2011/08/18

Seattle. The summer of 1987. Local musician and writer Wendi Dunlap decided to start a fanzine documenting the city’s flourishing music scene. Calling it YEAH! Magazine, Dunlap intentionally focused on the bands that other publications didn’t cover, like the Squirrels and the Fastbacks.

The Internet. The summer of 2011. Wendi Dunlap starts putting up digital versions of YEAH! Magazine online, over at her fantastic blog Slumberland. Giving the ‘zine a gander opens a doorway into the history of a diverse music community – that was right on the verge of making a huge impact on popular culture.
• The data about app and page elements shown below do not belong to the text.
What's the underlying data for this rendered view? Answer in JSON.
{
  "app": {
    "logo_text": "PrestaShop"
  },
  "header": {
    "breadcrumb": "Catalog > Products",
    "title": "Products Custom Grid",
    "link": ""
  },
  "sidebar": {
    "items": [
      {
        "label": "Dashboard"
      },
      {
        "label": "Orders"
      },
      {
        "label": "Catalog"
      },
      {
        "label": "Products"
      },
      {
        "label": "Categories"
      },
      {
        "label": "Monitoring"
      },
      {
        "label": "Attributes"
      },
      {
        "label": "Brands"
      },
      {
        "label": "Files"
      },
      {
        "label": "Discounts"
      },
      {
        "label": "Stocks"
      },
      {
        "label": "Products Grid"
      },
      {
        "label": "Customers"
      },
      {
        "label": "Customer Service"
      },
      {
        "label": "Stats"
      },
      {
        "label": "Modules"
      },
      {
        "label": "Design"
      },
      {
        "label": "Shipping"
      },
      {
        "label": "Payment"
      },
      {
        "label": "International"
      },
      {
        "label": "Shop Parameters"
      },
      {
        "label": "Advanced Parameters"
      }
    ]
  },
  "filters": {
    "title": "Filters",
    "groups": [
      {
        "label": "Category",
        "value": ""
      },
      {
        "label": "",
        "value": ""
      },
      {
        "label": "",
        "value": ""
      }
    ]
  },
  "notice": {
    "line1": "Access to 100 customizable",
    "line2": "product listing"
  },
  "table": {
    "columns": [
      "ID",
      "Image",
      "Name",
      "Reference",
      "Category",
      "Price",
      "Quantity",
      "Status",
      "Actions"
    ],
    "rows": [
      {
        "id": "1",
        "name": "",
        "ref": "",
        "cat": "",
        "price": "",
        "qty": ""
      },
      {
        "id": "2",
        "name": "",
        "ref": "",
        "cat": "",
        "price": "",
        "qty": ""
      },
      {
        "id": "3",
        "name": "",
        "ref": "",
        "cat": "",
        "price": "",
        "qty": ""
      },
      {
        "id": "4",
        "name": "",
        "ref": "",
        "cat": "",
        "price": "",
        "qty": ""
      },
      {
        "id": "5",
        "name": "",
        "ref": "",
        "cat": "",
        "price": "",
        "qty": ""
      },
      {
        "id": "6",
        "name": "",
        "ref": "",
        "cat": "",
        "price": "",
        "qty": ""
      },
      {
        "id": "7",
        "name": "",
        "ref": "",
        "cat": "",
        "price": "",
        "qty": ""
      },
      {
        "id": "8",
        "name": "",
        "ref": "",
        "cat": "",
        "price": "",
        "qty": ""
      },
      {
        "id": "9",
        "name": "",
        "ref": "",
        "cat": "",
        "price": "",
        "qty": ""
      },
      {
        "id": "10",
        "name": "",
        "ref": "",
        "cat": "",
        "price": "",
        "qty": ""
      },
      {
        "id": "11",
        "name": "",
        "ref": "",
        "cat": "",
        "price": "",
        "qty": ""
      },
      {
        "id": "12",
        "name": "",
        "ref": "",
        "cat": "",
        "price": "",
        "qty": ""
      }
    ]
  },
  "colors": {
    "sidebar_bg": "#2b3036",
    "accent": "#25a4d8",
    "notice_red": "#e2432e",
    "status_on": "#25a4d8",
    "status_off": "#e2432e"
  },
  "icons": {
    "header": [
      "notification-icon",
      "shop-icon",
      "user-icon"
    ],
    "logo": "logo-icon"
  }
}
Not all the bands made it big, but they all played a part. Dunlap helps shed light on their story.

www.slumberland.org
24 Years ago this week: YEAH! Magazine
24 Years ago this week: YEAH! Magazine #3

YEAH! Magazine #1
YEAH! Magazine #2
YEAH! Magazine #3